■ Task to complete
Retype every entry in its entirety, without alteration.

Task data Block Start

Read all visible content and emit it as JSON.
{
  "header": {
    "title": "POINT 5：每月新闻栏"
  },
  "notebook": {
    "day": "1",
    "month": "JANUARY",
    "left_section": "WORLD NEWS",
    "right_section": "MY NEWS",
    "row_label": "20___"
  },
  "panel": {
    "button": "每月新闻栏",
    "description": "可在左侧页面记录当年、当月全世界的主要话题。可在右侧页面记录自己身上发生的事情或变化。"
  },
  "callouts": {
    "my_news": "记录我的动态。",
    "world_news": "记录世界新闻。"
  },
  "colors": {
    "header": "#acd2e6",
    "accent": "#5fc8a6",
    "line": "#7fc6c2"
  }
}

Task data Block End

■ Final answer
Read all visible content and emit it as JSON.
{
  "header": {
    "title": "POINT 5：每月新闻栏"
  },
  "notebook": {
    "day": "1",
    "month": "JANUARY",
    "left_section": "WORLD NEWS",
    "right_section": "MY NEWS",
    "row_label": "20___"
  },
  "panel": {
    "button": "每月新闻栏",
    "description": "可在左侧页面记录当年、当月全世界的主要话题。可在右侧页面记录自己身上发生的事情或变化。"
  },
  "callouts": {
    "my_news": "记录我的动态。",
    "world_news": "记录世界新闻。"
  },
  "colors": {
    "header": "#acd2e6",
    "accent": "#5fc8a6",
    "line": "#7fc6c2"
  }
}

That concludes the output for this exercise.